Some people may have never had the opportunity to go to a state fair, he said, so the Family Day included dunking booths, inflatables, snow cones, hot dogs, hamburgers and more.
“We have really been through a lot together,” said Mrs. Kay Bullard.
“...Dianne has always been real supportive of when my husband got sick and had heart surgery. They were there,...always been there when we needed them. And that's sort of the way she is about everybody in here.”
She surmised that no matter how many awards the Bentons win because of their business, the Humanitarian accolade will be their most treasured.
“They deserve that (Humanitarian award). That to Dianne and Ricky will be their greatest award,” she added. “They do a lot of things they don't tell people about.”
For instance, one male teen in the community was battling cancer and was an admirer of one of the Bentons' Ford Mustangs. They allowed him to use it—however, they didn't want anyone to know about it.
“Ricky has always been a smart person. And he has always shared,” said Mary Nance, who along with her husband Eugene have been lifelong friends of Mr. Benton.
Mr. Nance said whether it's a civic organization or a church trying to raise money, the Bentons will always help out.
“We know that personally through our church through a parking lot repaving just a few years ago,” he said.
The Bentons' church and the Nances' church are next to each other and share a parking lot, prompting Mr. Benton to ask if their side needed paving. He said that he would pay half of it but did not want credit for the project.

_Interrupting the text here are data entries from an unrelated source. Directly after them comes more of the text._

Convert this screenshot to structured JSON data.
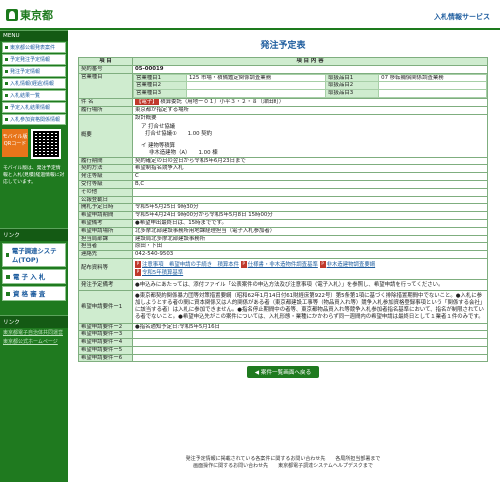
{
  "header": {
    "logo_text": "東京都",
    "right_label": "入札情報サービス"
  },
  "sidebar": {
    "section_top": "MENU",
    "items": [
      "東京都公報発表案件",
      "予定発注予定情報",
      "発注予定情報",
      "入札情報(経過)情報",
      "入札結果一覧",
      "予定入札結果情報",
      "入札参加資格関係情報"
    ],
    "mobile_label": "モバイル版 QRコード",
    "note": "モバイル版は、発注予定情報と入札(見積)経過情報に対応しています。",
    "section_link": "リンク",
    "big_items": [
      "電子調達システム(TOP)",
      "電 子 入 札",
      "資 格 審 査"
    ],
    "section_links2": "リンク",
    "links": [
      "東京都電子自治体共同運営",
      "東京都公式ホームページ"
    ]
  },
  "page": {
    "title": "発注予定表",
    "col_item": "項 目",
    "col_content": "項 目 内 容",
    "contract_no_label": "契約番号",
    "contract_no": "05-00019",
    "biz_label": "営業種目",
    "biz": [
      {
        "k": "営業種目1",
        "v": "125 市場・積備鑑定関係調査業務",
        "k2": "取扱品目1",
        "v2": "07 移転補償関係調査業務"
      },
      {
        "k": "営業種目2",
        "v": "",
        "k2": "取扱品目2",
        "v2": ""
      },
      {
        "k": "営業種目3",
        "v": "",
        "k2": "取扱品目3",
        "v2": ""
      }
    ],
    "name_label": "件 名",
    "name_tag": "【電子】",
    "name": "積算委託（用地ー０１）小平３・２・８（津田町）",
    "place_label": "履行場所",
    "place": "東京都が指定する場所",
    "summary_label": "概要",
    "summary_lines": [
      "設計概要",
      "ア 打合せ協議",
      "打合せ協議①　　1.00 契約",
      "",
      "イ 建物等積算",
      "非木造建物（A）　　1.00 棟"
    ],
    "rows": [
      {
        "l": "履行期間",
        "v": "契約確定の日の翌日から令和5年6月23日まで"
      },
      {
        "l": "契約方法",
        "v": "希望制指名競争入札"
      },
      {
        "l": "発注等級",
        "v": "C"
      },
      {
        "l": "受付等級",
        "v": "B,C"
      },
      {
        "l": "その他",
        "v": ""
      },
      {
        "l": "公報登載日",
        "v": ""
      },
      {
        "l": "開札予定日時",
        "v": "令和5年5月25日 9時30分"
      },
      {
        "l": "希望申請期間",
        "v": "令和5年4月24日 9時00分から令和5年5月8日 15時00分"
      },
      {
        "l": "希望備考",
        "v": "●希望申出最終日は、15時までです。"
      },
      {
        "l": "希望申請場所",
        "v": "北多摩北部建設事務所用地課経理担当（電子入札参加者）"
      },
      {
        "l": "担当局部課",
        "v": "建設局北多摩北部建設事務所"
      },
      {
        "l": "担当者",
        "v": "原田・下田"
      },
      {
        "l": "連絡先",
        "v": "042-540-9503"
      }
    ],
    "docs_label": "配布資料等",
    "docs": [
      "注意事項　希望申請の手続き　積算本件",
      "仕様書・非木造物件調査基準",
      "非木造建物調査要綱",
      "令和5年積算基準"
    ],
    "notes_label": "発注予定備考",
    "notes": "●申込みにあたっては、添付ファイル「公表案件の申込方法及び注意事項（電子入札）」を参照し、希望申請を行ってください。",
    "req1_label": "希望申請要件ー1",
    "req1": "●東京都契約関係暴力団等対策措置要綱（昭和62年1月14日付61財経庶第922号）第5条第1項に基づく排除措置期間中でないこと。●入札に参加しようとする者の間に資本関係又は人的関係がある者（東京都建設工事等（物品買入れ等）競争入札参加資格登録事項という「関係する会社」に該当する者）は入札に参加できません。●指名停止期間中の者等、東京都物品買入れ等競争入札参加者指名基準において、指名が制限されている者でないこと。●希望申込先がこの案件については、入札形態・業種にかかわらず同一週間内の希望申請は最終日として１業者１件のみです。",
    "req2_label": "希望申請要件ー2",
    "req2": "●指名通知予定日:令和5年5月16日",
    "req_more": [
      "希望申請要件ー3",
      "希望申請要件ー4",
      "希望申請要件ー5",
      "希望申請要件ー6"
    ],
    "back_button": "◀ 案件一覧画面へ戻る"
  },
  "footer": {
    "line1": "発注予定情報に掲載されている各案件に関するお問い合わせ先　　各局所担当部署まで",
    "line2": "画面操作に関するお問い合わせ先　　東京都電子調達システムヘルプデスクまで"
  }
}
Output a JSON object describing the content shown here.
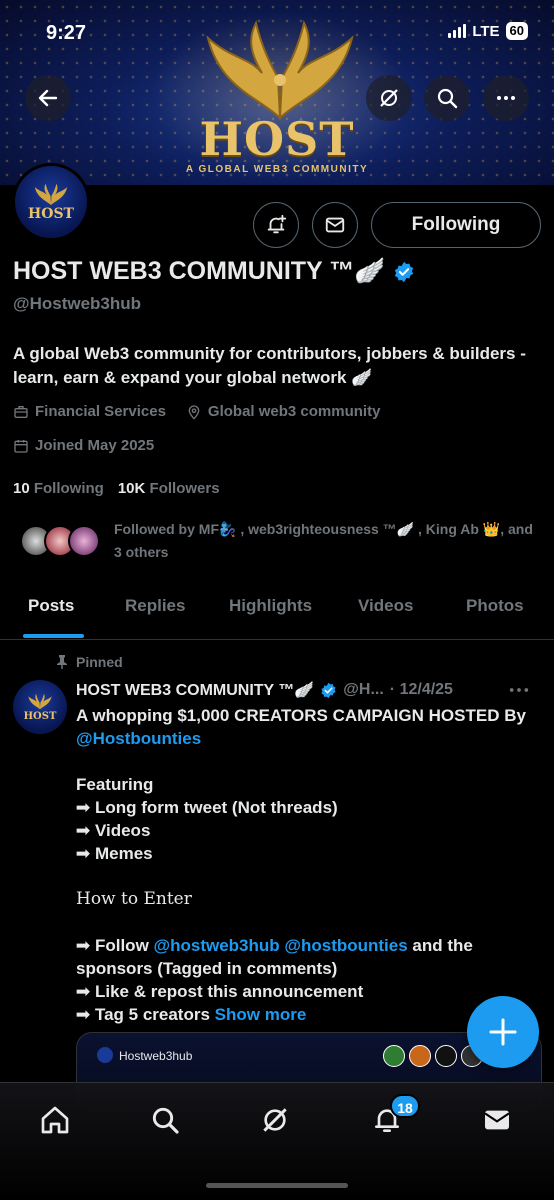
{
  "status_bar": {
    "time": "9:27",
    "network": "LTE",
    "battery": "60"
  },
  "banner": {
    "title": "HOST",
    "subtitle": "A GLOBAL WEB3 COMMUNITY"
  },
  "profile": {
    "avatar_text": "HOST",
    "name": "HOST WEB3 COMMUNITY ™🪽",
    "handle": "@Hostweb3hub",
    "bio": "A global Web3 community for contributors, jobbers & builders - learn, earn & expand your global network 🪽",
    "category": "Financial Services",
    "location": "Global web3 community",
    "joined": "Joined May 2025",
    "following_count": "10",
    "following_label": "Following",
    "followers_count": "10K",
    "followers_label": "Followers",
    "followed_by": "Followed by MF🧞‍♀️ , web3righteousness ™🪽 , King Ab 👑, and 3 others",
    "follow_button_label": "Following",
    "verified_color": "#1d9bf0"
  },
  "tabs": [
    {
      "label": "Posts"
    },
    {
      "label": "Replies"
    },
    {
      "label": "Highlights"
    },
    {
      "label": "Videos"
    },
    {
      "label": "Photos"
    }
  ],
  "pinned_post": {
    "pinned_label": "Pinned",
    "author_name": "HOST WEB3 COMMUNITY ™🪽",
    "author_handle": "@H...",
    "date": "· 12/4/25",
    "line1": "A whopping $1,000 CREATORS  CAMPAIGN HOSTED By ",
    "line1_link": "@Hostbounties",
    "featuring": "Featuring",
    "bullet1": "➟ Long form tweet (Not threads)",
    "bullet2": "➟ Videos",
    "bullet3": "➟ Memes",
    "how_to": "How to Enter",
    "step1_prefix": "➟ Follow ",
    "step1_link1": "@hostweb3hub",
    "step1_link2": "@hostbounties",
    "step1_suffix": " and the sponsors (Tagged in comments)",
    "step2": "➟ Like & repost this announcement",
    "step3": "➟ Tag 5 creators ",
    "show_more": "Show more",
    "card_label": "Hostweb3hub"
  },
  "bottom_nav": {
    "notification_count": "18"
  },
  "colors": {
    "accent": "#1d9bf0",
    "muted": "#71767b",
    "gold": "#e8c36b"
  }
}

“That just goes to show you the type of (people) they are,” Mr. Nance added. “He wants to help, but it's not from a bragging standpoint.... He wants to be the silent partner.”
Mrs. Nance recalled the time baby grand pianos showed up in various local churches, but no one ever took credit for donating them.
“This secret giver,” she said, “everybody said it was Ricky.
“That's the way he does it.... The only one that we could imagine that would do it without credit would be Ricky and Dianne.”
Whenever anyone in the community is struggling, the Bentons are there for support.
“If they know them and there's been a death or sickness, they pop right in to help in whatever way they can. Whether it's food or whatever,” Mr. Nance said.
“And they don't just bring a little thing of potato salad. No, when they come, it's a platter of chicken and the potato salad and the whole works.”
He added, “...any organization or anybody in need. Ricky Benton's got a heart. And Miss Dianne.”
Alice Benton, Ricky Benton's mother expressed her gratitude for a wonderful, hard-working family, saying she is “just so proud of them.”
Giving back to the community and those in need was always important to Mr. Benton, according to his mother, who explained that even before Black's Tire was as successful as it is now, one family in the community was extremely poor and the father had died. Mr. Benton donated money to help them in their troubles.
He's humble, she said, and hasn't reported to her everything he has done for others.
“I am so happy he's getting this honor because he truly deserves it,” Mrs. Benton said. “I don't know what I would have done without him. The Lord has blessed me.”
It seems that as the Bentons—these “silent partners”—have built a life and a business together, they've scarcily wasted a moment of giving back their bounty to the people and organizations they care about. And working under the radar suits them just fine.
To reach this reporter: [email protected]; 330-865-6143; Twitter: @jenniferkarpus